**EXERCISE INSTRUCTIONS:** From the entries below, work out the number of lines that hold the word "text", and give that number alone.

**SOURCE INFORMATION:**
#####

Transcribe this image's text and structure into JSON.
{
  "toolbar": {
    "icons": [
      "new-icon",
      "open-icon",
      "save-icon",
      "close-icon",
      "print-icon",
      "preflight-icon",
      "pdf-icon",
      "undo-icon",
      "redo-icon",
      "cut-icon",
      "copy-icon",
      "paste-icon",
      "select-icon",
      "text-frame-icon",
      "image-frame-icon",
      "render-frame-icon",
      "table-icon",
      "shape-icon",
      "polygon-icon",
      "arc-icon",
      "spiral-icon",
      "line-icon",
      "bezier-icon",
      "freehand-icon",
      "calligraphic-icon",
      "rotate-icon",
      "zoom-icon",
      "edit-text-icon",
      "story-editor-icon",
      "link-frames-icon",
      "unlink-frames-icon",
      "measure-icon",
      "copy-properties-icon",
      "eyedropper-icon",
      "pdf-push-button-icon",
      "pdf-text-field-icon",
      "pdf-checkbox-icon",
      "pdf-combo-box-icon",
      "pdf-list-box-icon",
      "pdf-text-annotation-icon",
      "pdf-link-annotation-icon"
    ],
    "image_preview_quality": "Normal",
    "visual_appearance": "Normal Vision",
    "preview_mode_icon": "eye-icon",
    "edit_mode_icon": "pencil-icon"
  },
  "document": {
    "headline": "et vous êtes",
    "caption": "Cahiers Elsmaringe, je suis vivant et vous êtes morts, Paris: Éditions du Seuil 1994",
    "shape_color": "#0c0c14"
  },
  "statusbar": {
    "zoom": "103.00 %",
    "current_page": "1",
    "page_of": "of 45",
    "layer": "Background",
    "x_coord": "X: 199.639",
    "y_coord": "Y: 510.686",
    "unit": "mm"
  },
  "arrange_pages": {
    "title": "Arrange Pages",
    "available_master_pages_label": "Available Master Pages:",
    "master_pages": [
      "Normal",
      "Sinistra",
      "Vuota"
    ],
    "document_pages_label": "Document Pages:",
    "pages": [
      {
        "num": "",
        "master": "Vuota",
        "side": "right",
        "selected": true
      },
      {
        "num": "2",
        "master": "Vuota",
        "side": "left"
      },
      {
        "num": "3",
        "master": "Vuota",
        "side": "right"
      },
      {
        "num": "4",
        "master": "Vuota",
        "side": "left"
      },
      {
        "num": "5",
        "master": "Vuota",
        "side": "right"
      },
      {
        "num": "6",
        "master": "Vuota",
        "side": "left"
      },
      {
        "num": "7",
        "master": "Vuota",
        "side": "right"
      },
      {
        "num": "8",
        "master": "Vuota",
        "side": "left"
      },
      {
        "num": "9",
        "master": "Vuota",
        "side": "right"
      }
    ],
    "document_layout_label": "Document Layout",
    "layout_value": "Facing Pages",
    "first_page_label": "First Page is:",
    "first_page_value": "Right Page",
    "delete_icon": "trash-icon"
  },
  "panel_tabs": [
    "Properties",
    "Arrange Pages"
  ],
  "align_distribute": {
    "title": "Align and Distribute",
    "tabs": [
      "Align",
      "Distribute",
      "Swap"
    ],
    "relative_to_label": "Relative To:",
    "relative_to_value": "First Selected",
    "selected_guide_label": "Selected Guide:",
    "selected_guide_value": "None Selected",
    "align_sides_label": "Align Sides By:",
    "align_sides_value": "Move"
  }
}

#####

**TASK SOLUTION:** 5